◆ **How to complete this task**
Here the requirement is to repeat every record exactly, in full.

START Dataset excerpts

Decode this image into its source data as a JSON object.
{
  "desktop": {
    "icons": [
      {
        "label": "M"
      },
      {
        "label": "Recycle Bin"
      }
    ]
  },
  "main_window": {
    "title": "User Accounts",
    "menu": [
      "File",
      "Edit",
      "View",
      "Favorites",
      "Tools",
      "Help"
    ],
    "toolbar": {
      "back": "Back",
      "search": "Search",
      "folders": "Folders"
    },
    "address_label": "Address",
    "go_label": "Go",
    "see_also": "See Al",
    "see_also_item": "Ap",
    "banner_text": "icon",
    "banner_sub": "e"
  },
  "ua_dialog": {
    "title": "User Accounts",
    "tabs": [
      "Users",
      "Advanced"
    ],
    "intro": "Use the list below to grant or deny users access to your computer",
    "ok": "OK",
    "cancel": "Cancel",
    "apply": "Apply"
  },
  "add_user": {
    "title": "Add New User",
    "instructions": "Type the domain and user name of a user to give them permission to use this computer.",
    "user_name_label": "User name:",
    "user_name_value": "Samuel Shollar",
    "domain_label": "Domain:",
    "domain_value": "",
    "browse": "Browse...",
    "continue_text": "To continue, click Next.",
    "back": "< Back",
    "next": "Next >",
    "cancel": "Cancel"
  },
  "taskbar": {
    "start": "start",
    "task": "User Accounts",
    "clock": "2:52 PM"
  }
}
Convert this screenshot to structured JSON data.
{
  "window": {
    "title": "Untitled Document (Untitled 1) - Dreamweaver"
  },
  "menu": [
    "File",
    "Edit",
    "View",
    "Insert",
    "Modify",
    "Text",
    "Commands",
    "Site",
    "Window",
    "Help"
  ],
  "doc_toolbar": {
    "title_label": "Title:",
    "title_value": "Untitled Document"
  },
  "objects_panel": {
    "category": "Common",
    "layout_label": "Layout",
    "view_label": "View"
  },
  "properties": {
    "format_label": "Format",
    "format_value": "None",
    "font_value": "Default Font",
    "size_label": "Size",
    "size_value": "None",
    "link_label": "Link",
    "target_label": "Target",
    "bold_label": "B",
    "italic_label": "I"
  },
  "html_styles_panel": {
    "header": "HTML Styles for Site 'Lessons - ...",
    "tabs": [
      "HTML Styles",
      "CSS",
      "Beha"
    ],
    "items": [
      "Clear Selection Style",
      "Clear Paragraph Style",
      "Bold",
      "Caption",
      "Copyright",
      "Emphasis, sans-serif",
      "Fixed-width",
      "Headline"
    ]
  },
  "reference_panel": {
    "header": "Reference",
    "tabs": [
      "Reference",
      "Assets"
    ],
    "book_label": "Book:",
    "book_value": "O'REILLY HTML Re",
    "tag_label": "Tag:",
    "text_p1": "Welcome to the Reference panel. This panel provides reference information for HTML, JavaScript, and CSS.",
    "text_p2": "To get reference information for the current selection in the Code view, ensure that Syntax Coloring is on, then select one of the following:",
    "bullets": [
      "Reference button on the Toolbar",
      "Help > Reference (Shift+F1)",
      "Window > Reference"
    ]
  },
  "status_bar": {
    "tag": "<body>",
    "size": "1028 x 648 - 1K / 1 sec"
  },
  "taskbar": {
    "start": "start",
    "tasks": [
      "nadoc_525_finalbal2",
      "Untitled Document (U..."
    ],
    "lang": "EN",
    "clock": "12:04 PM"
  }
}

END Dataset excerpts

◆ **Solution to the problem**
Decode this image into its source data as a JSON object.
{
  "desktop": {
    "icons": [
      {
        "label": "M"
      },
      {
        "label": "Recycle Bin"
      }
    ]
  },
  "main_window": {
    "title": "User Accounts",
    "menu": [
      "File",
      "Edit",
      "View",
      "Favorites",
      "Tools",
      "Help"
    ],
    "toolbar": {
      "back": "Back",
      "search": "Search",
      "folders": "Folders"
    },
    "address_label": "Address",
    "go_label": "Go",
    "see_also": "See Al",
    "see_also_item": "Ap",
    "banner_text": "icon",
    "banner_sub": "e"
  },
  "ua_dialog": {
    "title": "User Accounts",
    "tabs": [
      "Users",
      "Advanced"
    ],
    "intro": "Use the list below to grant or deny users access to your computer",
    "ok": "OK",
    "cancel": "Cancel",
    "apply": "Apply"
  },
  "add_user": {
    "title": "Add New User",
    "instructions": "Type the domain and user name of a user to give them permission to use this computer.",
    "user_name_label": "User name:",
    "user_name_value": "Samuel Shollar",
    "domain_label": "Domain:",
    "domain_value": "",
    "browse": "Browse...",
    "continue_text": "To continue, click Next.",
    "back": "< Back",
    "next": "Next >",
    "cancel": "Cancel"
  },
  "taskbar": {
    "start": "start",
    "task": "User Accounts",
    "clock": "2:52 PM"
  }
}
Convert this screenshot to structured JSON data.
{
  "window": {
    "title": "Untitled Document (Untitled 1) - Dreamweaver"
  },
  "menu": [
    "File",
    "Edit",
    "View",
    "Insert",
    "Modify",
    "Text",
    "Commands",
    "Site",
    "Window",
    "Help"
  ],
  "doc_toolbar": {
    "title_label": "Title:",
    "title_value": "Untitled Document"
  },
  "objects_panel": {
    "category": "Common",
    "layout_label": "Layout",
    "view_label": "View"
  },
  "properties": {
    "format_label": "Format",
    "format_value": "None",
    "font_value": "Default Font",
    "size_label": "Size",
    "size_value": "None",
    "link_label": "Link",
    "target_label": "Target",
    "bold_label": "B",
    "italic_label": "I"
  },
  "html_styles_panel": {
    "header": "HTML Styles for Site 'Lessons - ...",
    "tabs": [
      "HTML Styles",
      "CSS",
      "Beha"
    ],
    "items": [
      "Clear Selection Style",
      "Clear Paragraph Style",
      "Bold",
      "Caption",
      "Copyright",
      "Emphasis, sans-serif",
      "Fixed-width",
      "Headline"
    ]
  },
  "reference_panel": {
    "header": "Reference",
    "tabs": [
      "Reference",
      "Assets"
    ],
    "book_label": "Book:",
    "book_value": "O'REILLY HTML Re",
    "tag_label": "Tag:",
    "text_p1": "Welcome to the Reference panel. This panel provides reference information for HTML, JavaScript, and CSS.",
    "text_p2": "To get reference information for the current selection in the Code view, ensure that Syntax Coloring is on, then select one of the following:",
    "bullets": [
      "Reference button on the Toolbar",
      "Help > Reference (Shift+F1)",
      "Window > Reference"
    ]
  },
  "status_bar": {
    "tag": "<body>",
    "size": "1028 x 648 - 1K / 1 sec"
  },
  "taskbar": {
    "start": "start",
    "tasks": [
      "nadoc_525_finalbal2",
      "Untitled Document (U..."
    ],
    "lang": "EN",
    "clock": "12:04 PM"
  }
}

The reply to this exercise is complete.